Battle of Vertières
This article has multiple issues. Please help improve it or discuss these issues on the talk page. (Learn how and when to remove these template messages)(Learn how and when to remove this template message)
|Battle of Vertières|
|Part of the Haitian Revolution|
|Commanders and leaders|
|Donatien de Rochambeau|| Jean-Jacques Dessalines
|2,000 men||27,000 men|
|Casualties and losses|
|1,200 dead and wounded||1,200 dead
The Battle of Vertières (in Haitian Creole Batay Vètyè) was the last major battle of the Second War of Haitian Independence, and the final part of the Haitian Revolution under Jean Jacques Dessalines. It was fought between Haitian slave populations and Napoleon's French expeditionary forces on 18 November 1803 to Saint Domingue to restore slavery for France. Vertières is situated just south of Cap-Haïtien (known then as Cap-Français), in the Départment du Nord, Haiti. By the end of October 1803, Haitian rebels slaves had already taken over all the territory from France. The only places left to France were Môle St. Nicolas, held by Noailles, and Cap-Français, where, with 5000 troops, Rochambeau was at bay.
Defeat of the French Army by the Haitian Army
After the deportation of Toussaint Louverture in 1802, one of Toussaint's principal lieutenants, Jean Jacques Dessalines, continued the fight for liberty because he remembered the declaration of Toussaint Louverture: “In overthrowing me, you have done no more than cut down the trunk of the tree of black liberty in St. Domingue. It will spring back from the roots, for they are numerous and deep.”
Dessalines defeated the French army numerous times before Vertières. During the night of 17–18 November 1803, the Haitians positioned their few guns to blast Fort Bréda, located on the habitation where Toussaint Louverture had worked as a coachman under François Capois. As the French trumpets sounded the alarm, Clervaux, a Haitian rebel, fired the first shot. Capois, mounted on a great horse, led his demibrigade forward despite storms of bullets from the forts on his left. The approach to Charrier ran up a long ravine under the guns of Vertières. French fire killed a number of soldiers in the Haitian column, but the soldiers closed ranks and clambered past their dead, singing. Capois' horse was shot, faltered and fell, tossing Capois off his saddle. Capois picked himself up, drew his sword; brandished it over his head and ran onward shouting: "Forward! Forward!" En avant.... en avant... He screamed. Mesmerized by his valiant courage, the French soldiers had a temporary cease of fire when they all applauded Capois.

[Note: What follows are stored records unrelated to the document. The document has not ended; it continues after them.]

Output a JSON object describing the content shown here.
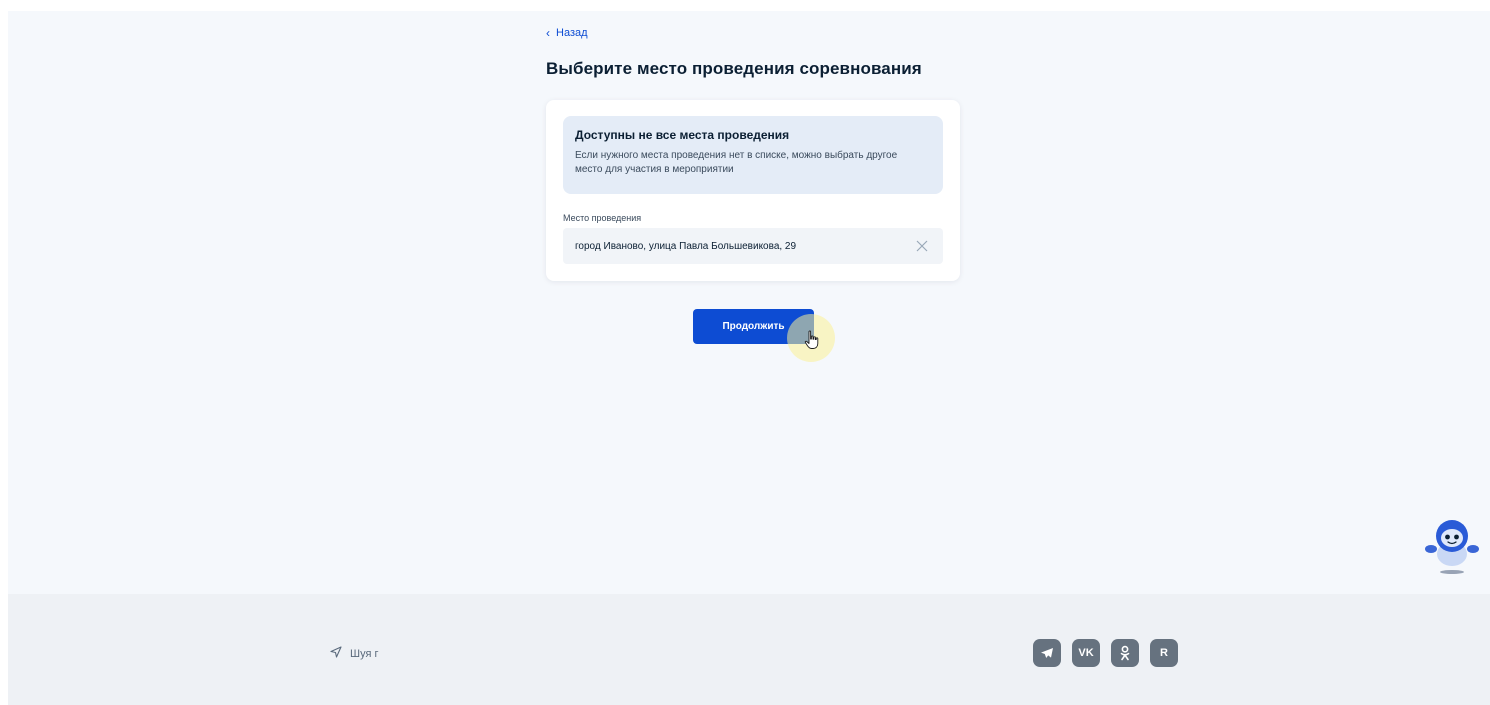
{
  "nav": {
    "back_label": "Назад"
  },
  "page": {
    "title": "Выберите место проведения соревнования"
  },
  "notice": {
    "title": "Доступны не все места проведения",
    "text": "Если нужного места проведения нет в списке, можно выбрать другое место для участия в мероприятии"
  },
  "venue_field": {
    "label": "Место проведения",
    "value": "город Иваново, улица Павла Большевикова, 29"
  },
  "actions": {
    "continue_label": "Продолжить"
  },
  "footer": {
    "location": "Шуя г",
    "socials": [
      {
        "name": "telegram-icon"
      },
      {
        "name": "vk-icon",
        "glyph": "VK"
      },
      {
        "name": "odnoklassniki-icon"
      },
      {
        "name": "rutube-icon",
        "glyph": "R"
      }
    ]
  },
  "colors": {
    "accent": "#0d4cd3",
    "background": "#f5f8fc",
    "notice_bg": "#e4ecf7",
    "footer_bg": "#eef1f5",
    "social_bg": "#66727f"
  }
}
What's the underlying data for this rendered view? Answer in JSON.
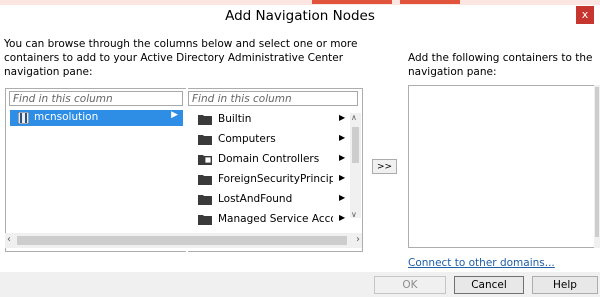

Rochambeau was watching from the rampart of Vertières. As Capois charged forth, the French drums rolled a sudden cease-fire. Suddenly, the battle stood still. A French staff officer mounted his horse and rode toward the intrepid Capois-la-Mort (Capois-the Death). With a great voice he shouted: "General Rochambeau sends compliments to the general who has just covered himself with such glory!" Then he saluted the Haitian warriors, returned to his position, and the fight resumed.
General Dessalines sent his reserves under Gabart, the youngest of the general and Jean-Philippe Daut, Rochambeau’s guard of grenadiers formed for a final charge. But Gabart, Capois, and Clervaux, the last fighting with a French musket in hand and one epaulette shot away, repulsed the desperate counterattack.
A sudden downpour with thunder and lightning submerged the battlefield. Under cover of the storm, Rochambeau pulled back from Vertières, knowing he was defeated and that Saint-Domingue was lost to France.
Results of the Battle
By the next morning, the general Rochambeau sent Duveyrier, to negotiate with Dessalines. At the end of the day, the terms of the French surrender were settled. Rochambeau got ten days to embark the remainder of his army and leave Saint-Domingue. The wounded French soldiers were left behind under lock and key until they could be returned to France, but they were drowned a few days later. This battle occurred less than two months before Dessalines' proclamation of the independent Republic of Haiti on 1 January 1804 and delivered the final blow to the French attempt to stop the Haitian Revolution and re-institute slavery, as had been the case in its other Caribbean possessions.  November 18 has been widely celebrated since then as a Day of Victory in Haiti.
- Jacques de Cauna, Haïti, l'éternelle révolution: histoire de sa décolonisation (1789-1804), p.177.
- Jeremy D. Popkin (2012). A Concise History of the Haitian Revolution. Chichester, West Sussex: Wiley-Blackwell. ISBN 978-1-4051-9820-2. Page 137.
- A Great moment in Haitian History: 
- The Louverture Project: The Battle of Vertières
- The Louverture Project: French Capitulation in Saint-Domingue